* Task directions:
Report the number of lines in the data below that hold "description", without any other words.

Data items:
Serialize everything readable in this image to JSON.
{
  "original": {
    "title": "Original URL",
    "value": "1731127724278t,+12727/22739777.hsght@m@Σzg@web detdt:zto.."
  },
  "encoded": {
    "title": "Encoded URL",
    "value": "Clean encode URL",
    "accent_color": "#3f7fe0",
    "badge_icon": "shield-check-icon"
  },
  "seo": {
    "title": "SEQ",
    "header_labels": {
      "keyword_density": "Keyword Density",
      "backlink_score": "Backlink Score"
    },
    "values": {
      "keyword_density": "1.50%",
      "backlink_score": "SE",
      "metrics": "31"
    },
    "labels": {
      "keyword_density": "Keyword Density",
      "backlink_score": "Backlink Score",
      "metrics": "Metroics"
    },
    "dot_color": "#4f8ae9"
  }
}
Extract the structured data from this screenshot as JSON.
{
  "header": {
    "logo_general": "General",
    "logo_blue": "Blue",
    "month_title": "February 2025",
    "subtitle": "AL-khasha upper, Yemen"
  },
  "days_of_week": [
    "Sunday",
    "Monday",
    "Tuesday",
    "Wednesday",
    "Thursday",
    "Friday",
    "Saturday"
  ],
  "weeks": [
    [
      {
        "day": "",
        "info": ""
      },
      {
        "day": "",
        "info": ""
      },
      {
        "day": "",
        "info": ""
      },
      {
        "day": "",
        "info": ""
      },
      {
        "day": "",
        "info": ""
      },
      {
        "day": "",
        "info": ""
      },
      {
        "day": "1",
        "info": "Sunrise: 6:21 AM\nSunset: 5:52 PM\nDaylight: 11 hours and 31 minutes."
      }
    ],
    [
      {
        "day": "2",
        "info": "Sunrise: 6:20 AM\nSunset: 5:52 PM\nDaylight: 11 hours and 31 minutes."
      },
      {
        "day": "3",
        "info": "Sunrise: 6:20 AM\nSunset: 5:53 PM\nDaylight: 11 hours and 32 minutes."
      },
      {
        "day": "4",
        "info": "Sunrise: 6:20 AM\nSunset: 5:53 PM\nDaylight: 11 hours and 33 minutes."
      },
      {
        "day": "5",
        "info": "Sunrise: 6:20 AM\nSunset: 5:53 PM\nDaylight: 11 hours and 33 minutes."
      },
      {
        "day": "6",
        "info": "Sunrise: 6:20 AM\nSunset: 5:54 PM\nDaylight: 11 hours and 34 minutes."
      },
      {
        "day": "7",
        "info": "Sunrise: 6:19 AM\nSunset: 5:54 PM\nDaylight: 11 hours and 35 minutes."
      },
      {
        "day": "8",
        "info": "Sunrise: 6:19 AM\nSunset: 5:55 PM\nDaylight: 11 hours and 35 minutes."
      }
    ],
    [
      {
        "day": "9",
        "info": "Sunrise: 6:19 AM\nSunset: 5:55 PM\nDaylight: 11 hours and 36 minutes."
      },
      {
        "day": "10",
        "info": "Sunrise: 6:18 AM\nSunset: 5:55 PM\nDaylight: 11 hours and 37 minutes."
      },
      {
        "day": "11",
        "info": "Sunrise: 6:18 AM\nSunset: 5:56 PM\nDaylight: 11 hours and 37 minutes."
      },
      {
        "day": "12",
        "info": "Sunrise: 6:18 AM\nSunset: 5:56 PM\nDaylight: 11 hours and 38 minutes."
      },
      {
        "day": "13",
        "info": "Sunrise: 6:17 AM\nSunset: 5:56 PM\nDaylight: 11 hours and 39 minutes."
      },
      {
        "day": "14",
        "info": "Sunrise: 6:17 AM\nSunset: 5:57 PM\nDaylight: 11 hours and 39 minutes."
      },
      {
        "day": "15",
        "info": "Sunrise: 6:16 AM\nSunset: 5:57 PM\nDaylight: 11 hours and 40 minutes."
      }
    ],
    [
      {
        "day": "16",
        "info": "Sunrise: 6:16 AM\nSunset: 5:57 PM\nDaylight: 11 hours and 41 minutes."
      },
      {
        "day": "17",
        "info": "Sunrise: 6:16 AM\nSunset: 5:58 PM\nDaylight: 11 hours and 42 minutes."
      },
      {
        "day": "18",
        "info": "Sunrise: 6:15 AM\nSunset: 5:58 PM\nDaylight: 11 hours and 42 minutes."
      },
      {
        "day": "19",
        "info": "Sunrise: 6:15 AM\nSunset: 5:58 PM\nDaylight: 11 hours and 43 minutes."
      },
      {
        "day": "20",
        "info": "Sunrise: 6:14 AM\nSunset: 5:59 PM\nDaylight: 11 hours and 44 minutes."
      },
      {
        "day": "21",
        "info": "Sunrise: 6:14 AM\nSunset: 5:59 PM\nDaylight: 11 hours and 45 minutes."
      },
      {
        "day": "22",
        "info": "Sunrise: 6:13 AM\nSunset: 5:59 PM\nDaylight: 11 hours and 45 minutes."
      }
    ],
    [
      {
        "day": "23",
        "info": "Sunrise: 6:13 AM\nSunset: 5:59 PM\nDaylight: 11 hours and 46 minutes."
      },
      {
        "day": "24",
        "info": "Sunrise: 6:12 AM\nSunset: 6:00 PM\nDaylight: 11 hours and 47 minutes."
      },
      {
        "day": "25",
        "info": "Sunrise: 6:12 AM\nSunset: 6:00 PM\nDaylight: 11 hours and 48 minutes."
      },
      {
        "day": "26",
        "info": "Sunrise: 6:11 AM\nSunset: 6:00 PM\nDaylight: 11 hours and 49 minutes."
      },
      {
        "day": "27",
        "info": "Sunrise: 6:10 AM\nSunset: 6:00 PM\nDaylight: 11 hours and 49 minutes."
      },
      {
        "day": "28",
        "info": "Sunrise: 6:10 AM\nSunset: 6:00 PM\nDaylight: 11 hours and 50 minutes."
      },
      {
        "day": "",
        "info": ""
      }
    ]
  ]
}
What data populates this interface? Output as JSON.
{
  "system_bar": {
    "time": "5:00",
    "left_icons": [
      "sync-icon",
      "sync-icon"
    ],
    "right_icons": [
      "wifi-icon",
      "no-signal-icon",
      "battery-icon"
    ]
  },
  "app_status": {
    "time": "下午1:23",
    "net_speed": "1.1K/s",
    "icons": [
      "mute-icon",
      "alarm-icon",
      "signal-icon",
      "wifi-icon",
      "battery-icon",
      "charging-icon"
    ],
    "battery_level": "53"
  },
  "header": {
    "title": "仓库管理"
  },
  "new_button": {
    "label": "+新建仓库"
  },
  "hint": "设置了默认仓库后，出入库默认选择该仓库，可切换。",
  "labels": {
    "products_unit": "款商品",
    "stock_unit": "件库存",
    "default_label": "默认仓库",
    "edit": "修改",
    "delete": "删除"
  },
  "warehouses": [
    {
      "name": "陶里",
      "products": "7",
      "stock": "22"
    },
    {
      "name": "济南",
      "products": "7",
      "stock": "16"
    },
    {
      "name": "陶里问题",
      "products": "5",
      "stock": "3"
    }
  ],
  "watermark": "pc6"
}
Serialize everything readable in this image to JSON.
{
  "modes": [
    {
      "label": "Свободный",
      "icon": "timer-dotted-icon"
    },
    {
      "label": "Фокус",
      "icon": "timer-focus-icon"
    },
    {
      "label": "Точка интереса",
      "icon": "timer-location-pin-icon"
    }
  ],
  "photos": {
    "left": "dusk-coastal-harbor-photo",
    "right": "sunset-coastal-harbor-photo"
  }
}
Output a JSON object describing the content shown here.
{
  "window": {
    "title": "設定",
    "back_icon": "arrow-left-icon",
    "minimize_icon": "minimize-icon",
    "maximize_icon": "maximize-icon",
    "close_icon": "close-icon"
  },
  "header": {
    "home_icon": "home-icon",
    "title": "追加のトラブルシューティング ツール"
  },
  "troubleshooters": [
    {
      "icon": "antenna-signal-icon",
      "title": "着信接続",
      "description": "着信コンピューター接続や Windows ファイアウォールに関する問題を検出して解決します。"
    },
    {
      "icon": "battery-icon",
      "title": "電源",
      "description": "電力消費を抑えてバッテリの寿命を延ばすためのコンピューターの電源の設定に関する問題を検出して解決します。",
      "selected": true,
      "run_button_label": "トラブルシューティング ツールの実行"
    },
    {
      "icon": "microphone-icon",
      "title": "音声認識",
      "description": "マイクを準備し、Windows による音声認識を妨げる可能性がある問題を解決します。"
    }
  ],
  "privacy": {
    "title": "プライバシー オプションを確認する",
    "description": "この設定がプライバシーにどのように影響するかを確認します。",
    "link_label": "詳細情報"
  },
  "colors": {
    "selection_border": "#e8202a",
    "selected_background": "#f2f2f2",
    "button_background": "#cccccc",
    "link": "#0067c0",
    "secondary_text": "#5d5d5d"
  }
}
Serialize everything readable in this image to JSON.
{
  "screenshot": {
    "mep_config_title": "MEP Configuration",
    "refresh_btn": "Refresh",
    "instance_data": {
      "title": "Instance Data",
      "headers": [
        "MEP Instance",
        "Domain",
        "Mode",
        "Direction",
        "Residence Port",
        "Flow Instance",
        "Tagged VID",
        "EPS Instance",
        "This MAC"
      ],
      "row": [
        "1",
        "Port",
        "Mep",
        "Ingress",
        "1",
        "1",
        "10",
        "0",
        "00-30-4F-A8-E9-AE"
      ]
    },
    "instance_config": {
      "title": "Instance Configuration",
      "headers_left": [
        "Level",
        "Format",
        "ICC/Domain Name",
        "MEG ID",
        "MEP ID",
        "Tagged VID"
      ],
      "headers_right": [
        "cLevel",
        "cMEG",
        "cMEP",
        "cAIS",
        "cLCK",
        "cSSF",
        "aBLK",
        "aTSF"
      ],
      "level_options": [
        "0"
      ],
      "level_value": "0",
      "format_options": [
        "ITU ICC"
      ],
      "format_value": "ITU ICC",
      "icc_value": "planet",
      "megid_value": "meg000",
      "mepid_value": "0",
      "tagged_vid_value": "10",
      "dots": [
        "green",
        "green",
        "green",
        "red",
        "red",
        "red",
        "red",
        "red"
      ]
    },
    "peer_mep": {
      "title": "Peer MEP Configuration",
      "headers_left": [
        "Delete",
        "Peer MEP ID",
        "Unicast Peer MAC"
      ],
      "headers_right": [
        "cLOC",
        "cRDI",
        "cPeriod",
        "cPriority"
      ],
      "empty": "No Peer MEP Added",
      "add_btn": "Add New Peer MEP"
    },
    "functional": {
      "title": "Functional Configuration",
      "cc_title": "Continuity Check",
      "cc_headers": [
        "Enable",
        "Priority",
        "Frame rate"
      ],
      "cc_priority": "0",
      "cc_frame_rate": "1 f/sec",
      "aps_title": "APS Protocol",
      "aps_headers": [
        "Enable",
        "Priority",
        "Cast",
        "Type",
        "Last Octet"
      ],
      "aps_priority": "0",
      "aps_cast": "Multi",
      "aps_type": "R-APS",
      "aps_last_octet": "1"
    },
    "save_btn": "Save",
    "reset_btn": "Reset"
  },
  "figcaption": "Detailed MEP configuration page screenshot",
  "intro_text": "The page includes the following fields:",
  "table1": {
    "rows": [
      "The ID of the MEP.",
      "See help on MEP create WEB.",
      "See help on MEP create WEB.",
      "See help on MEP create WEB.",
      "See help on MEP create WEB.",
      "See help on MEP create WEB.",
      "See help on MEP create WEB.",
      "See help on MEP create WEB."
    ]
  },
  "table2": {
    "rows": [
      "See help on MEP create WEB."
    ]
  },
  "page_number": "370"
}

* Task output:
4